Ever made sausages yourself? Or tasted low-carb pasta made out of chickpeas, peas and lentils? Or cooked with carrot greens? If you can answer these questions with a “yes”, you’re in the vanguard of current food trends.
A very creative food scene
After India, Israel, Taiwan and Italy, Germany ranks fifth among the world’s countries with the highest share of vegetarians. Mainly out of conviction, they forego the consumption of animal products and use numerous alternative foods such as lupine and oyster mushrooms instead of meat. In 2015 one in ten people in Germany ate vegetarian and one in a hundred vegan – that is, not only meatless but also completely without milk or egg products.
Sustainable, morally conscious food, also called spiritual food, is gaining momentum. This includes the trend to complete use. The goal is to eat from “root to leaf”, that is to say, all the parts of a vegetable or fruit that usually land in the waste, such as carrot greens, water melon peel or bean leaves.
More and more cooks are also following the “nose to tail” trend for fish and meat.

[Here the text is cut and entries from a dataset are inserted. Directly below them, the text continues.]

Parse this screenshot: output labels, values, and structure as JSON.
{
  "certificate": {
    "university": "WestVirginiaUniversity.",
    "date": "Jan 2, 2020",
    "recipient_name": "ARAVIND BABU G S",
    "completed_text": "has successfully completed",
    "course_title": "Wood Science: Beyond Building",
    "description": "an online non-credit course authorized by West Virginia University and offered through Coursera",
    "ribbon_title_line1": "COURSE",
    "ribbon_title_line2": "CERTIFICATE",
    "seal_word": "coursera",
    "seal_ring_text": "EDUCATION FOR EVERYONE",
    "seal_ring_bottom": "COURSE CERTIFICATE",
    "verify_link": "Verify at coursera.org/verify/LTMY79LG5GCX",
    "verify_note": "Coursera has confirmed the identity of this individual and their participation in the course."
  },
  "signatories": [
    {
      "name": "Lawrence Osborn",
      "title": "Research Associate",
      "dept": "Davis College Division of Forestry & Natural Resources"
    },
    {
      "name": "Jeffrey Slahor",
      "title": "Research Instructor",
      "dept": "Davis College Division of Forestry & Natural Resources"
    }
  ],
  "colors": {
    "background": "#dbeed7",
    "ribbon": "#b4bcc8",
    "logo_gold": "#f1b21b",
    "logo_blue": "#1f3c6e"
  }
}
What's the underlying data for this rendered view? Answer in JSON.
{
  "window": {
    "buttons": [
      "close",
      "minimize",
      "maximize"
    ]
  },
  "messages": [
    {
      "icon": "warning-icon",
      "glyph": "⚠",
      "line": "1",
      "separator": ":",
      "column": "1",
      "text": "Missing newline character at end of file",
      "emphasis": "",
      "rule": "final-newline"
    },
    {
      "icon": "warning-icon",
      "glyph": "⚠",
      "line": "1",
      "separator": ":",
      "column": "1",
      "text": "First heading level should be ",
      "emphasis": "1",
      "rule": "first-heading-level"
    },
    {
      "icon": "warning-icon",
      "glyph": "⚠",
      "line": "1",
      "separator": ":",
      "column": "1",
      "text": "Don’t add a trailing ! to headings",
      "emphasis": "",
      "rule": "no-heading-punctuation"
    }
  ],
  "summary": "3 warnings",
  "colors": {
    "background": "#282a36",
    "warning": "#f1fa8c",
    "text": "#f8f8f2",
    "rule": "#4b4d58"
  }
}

The top chef, caterer and meat expert Ludwig Maurer, for example, offers “nose to tail” academies in which participants learn to butcher an animal and use it completely. For Mauer, this is a sign of respect for living creatures, evincing a responsible handling of food. The food trend harbours another: homemade food. If you produce something yourself, you know for certain what it contains. Many people already produce relatively simple foods such as butter, broth and almond milk in their own kitchens.
Vogue for the ultra-local
In response to globalization and the industrializing of food production, many consumers long for naturalness and authenticity – and reach for regional products. The motto is, the closer the product grows to the cooking pot, the better. According to “Food Report 2017” of the Future institute, one of the most influential think tanks for European trends and future research, the preference for regional food is currently growing significantly. This then means hyper or ultra-locality. The Berlin start-up Infarm, for example, uses the supermarket directly as cropland for its products.
International Green Week Berlin, 20 to 29 January 2017